"Klinefelter’ s Syndrome" is a wonderful example of a paper on genetics and birth defects. Mainly, this is a genetic condition attributed to the existence of extra copies of X chromosomes. Klinefelter’ s Syndrome mostly affects male individuals and it results in the occasion at birth a boy born has an extra X chromosome (Mehta& Paduch, 2012). Thus, this paper presents incidences symptoms, diagnostic tests, and a treatment plan for Klinefelter’ s Syndrome. Incidences The syndrome is one of the most common genetic disorders that result from chromosomal abnormalities. This genetic disorder evident in approximately 1 in every 500 or 800 males and in addition; approximately 3000 boys affected with Klinefelter’ s Syndrome are born in the USA each passing year (Forti et al, 2010).
Klinefelter’ s Syndrome contributes significantly to male sterility, as there is a close relation between infertility and Klinefelter’ s Syndrome (Forti et al, 2010). In addition, nearly 3% of infertile male individuals have Klinefelter’ s Syndrome. The condition also displays no preference in relation to racial and ethnicity considerations as it affects all races and ethnic groups equally (Forti et al, 2010). Symptoms Individuals with Klinefelter’ s Syndrome display a variety of symptoms at different times of their lives and in different activities that they partake.
The symptoms associated with Klinefelter’ s Syndrome are categorized into language and learning symptoms, physical symptoms, and social and behavioural symptoms (Mehta& Paduch, 2012). Physical symptoms are associated with low testosterone levels in the body.

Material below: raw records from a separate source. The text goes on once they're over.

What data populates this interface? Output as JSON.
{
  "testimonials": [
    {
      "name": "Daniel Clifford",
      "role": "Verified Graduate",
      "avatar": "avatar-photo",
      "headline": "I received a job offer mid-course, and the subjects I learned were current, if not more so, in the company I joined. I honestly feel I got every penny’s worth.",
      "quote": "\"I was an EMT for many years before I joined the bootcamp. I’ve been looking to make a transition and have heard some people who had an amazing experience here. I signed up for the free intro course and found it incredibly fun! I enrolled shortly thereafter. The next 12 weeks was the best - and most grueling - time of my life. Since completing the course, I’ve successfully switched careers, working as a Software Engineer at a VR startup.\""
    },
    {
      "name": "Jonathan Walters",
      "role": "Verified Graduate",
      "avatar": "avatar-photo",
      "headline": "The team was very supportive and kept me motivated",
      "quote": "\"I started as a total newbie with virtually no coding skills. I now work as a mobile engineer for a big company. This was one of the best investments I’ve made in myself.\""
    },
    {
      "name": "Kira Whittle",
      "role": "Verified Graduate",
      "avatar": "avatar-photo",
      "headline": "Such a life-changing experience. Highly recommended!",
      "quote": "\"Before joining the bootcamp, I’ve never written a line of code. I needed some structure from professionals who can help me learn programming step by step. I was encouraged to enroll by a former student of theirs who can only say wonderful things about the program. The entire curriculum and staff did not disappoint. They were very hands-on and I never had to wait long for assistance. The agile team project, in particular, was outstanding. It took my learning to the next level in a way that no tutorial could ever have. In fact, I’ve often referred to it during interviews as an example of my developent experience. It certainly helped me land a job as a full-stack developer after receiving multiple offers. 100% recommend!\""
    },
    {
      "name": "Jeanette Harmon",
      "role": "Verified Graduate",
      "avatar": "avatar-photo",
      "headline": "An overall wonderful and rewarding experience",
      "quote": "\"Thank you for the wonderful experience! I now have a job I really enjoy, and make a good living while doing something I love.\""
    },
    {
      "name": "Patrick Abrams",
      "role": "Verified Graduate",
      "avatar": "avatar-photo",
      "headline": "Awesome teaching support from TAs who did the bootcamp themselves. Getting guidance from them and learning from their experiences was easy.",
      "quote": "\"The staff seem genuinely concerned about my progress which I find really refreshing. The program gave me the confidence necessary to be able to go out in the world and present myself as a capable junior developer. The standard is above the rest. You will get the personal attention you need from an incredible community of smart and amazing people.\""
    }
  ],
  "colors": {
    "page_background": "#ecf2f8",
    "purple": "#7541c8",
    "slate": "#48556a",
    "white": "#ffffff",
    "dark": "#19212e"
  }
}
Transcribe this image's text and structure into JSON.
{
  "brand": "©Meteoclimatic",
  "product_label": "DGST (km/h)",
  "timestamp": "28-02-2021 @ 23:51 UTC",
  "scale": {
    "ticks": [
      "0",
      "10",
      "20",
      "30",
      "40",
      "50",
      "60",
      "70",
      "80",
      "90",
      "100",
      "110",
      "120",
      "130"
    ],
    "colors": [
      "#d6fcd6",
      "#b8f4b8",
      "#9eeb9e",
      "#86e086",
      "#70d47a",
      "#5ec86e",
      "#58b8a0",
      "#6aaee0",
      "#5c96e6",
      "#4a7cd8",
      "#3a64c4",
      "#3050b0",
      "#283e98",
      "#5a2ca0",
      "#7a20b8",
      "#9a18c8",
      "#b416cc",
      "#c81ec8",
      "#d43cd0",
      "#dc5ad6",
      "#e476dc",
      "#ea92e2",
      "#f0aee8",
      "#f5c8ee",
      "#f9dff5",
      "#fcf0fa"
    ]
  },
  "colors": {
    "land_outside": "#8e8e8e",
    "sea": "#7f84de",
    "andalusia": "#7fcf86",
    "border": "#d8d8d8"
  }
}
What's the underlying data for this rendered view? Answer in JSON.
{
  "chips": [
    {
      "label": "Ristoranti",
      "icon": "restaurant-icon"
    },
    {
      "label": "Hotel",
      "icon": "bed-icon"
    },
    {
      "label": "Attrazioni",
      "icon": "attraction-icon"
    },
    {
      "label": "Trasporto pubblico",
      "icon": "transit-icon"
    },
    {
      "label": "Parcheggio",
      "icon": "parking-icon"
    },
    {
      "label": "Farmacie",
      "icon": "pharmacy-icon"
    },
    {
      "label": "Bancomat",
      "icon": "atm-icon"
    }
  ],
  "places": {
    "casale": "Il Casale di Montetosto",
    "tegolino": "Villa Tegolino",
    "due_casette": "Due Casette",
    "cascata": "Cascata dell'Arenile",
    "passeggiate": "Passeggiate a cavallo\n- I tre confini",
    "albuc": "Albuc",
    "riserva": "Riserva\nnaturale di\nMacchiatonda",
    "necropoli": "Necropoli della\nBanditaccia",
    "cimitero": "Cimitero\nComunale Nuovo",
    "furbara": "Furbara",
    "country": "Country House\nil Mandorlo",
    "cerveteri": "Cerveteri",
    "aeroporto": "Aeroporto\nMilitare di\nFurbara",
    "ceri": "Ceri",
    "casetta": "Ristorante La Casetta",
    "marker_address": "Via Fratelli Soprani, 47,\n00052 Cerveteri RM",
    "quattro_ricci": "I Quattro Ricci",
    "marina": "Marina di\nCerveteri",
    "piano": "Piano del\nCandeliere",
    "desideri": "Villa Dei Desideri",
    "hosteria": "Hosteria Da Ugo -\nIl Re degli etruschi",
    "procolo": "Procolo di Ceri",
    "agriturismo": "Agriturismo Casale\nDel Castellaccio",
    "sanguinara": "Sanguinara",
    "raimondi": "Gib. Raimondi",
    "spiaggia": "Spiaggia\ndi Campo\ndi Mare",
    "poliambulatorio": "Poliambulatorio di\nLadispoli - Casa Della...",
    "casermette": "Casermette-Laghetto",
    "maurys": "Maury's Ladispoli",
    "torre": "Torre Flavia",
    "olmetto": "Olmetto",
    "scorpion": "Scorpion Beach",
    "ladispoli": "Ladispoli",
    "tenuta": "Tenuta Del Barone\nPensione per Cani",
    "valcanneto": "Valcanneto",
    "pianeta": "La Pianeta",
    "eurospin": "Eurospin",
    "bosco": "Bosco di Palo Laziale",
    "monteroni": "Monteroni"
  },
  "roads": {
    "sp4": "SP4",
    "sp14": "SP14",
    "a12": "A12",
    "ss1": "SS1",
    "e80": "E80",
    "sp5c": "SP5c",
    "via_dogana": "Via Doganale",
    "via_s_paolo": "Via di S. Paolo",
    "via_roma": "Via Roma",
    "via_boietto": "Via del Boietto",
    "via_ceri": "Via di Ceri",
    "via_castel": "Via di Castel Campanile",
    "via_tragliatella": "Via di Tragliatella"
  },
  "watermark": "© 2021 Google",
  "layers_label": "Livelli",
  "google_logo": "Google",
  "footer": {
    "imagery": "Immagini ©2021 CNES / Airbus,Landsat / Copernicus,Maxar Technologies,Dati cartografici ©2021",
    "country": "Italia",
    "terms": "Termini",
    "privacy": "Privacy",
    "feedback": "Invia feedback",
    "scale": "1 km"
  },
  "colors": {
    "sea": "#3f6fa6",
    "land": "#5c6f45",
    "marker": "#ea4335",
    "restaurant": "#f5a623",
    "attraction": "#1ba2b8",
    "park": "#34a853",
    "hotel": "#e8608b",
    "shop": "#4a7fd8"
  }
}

During puberty, the need for testosterone is slightly higher because of the physical changes taking place in the body. Such persons will show various indications of Klinefelter’ s Syndrome such as the following: Existence of smaller testes and penis They have a decreased sexual interest Lower energy Condensed muscle tone. Development of breast They also have weaker bones; this puts them at a greater risk for bone fractures (Radicioni, et al, 2010) They have reduced sperm production Breast growth Reduced body and facial hair They will have wider hips and reduced shoulders (Mehta& Paduch, 2012) Adult male with Klinefelter’ s Syndrome have features like lower testosterone levels, this has the following effects: reduced facial hair, and reduced sexual interest and function (Mehta& Paduch, 2012).
During their early years when the need for testosterone is low individuals will show unusual features such as, slightly taller, slower in developing coordination, muscle strength, motor skills, and speed (Radicioni, et al, 2010). Significant language and learning symptoms that are associated with Klinefelter’ s Syndrome are difficulties in using language to express one’ s needs and thoughts, reading difficulties, and difficulty in processing what they hear (Radicioni, et al, 2010).
In addition, they will display some symptoms related to social and behavioral aspects like the following; Being quieter The individuals are more anxious or restless They are physically inactive (Radicioni, et al, 2010) They are more obedient and ready to follow directions Diagnostic tests Diagnosis for Klinefelter’ s Syndrome entails the examination of blood samples to determine the existence of additional X chromosomes through a test called Karyotypetest (Forti et al, 2010).
Diagnosis in an unborn baby boy occurs during antenatal screening. During that time, a sample obtained from the amniotic fluid around the baby in the womb goes through Karyotypetest to determine the existence of an additional X chromosome (Forti et al, 2010). Treatment plan The main treatment for Klinefelter’ s Syndrome involves using testosterone to boost the low levels of the hormone in the body.
Testosterone can help correct various disorders attributed to Klinefelter’ s Syndrome (Forti et al, 2010). As a result, it can help increase strength and build a more muscular body, Increase facial and pubic hair, and improve one’ s mood and self-esteem.
Forti, G., Corona, G., Vignozzi, L., Krausz, C., & Maggi, M. (2010). Klinefelter’s syndrome: a clinical and therapeutically update. Sexual Development, 4(4-5), 249-258.
Mehta, A., & Paduch, D. A. (2012). Klinefelter syndrome: an argument for early aggressive hormonal and fertility management. Fertility and sterility,98(2), 274-283.
Radicioni, A. F., De Marco, E., Gianfrilli, D., Granato, S., Gandini, L., Isidori, A. M.,& Lenzi, A. (2010). Strategies and advantages of early diagnosis in Klinefelter's syndrome. Molecular human reproduction, 16(6), 434-440.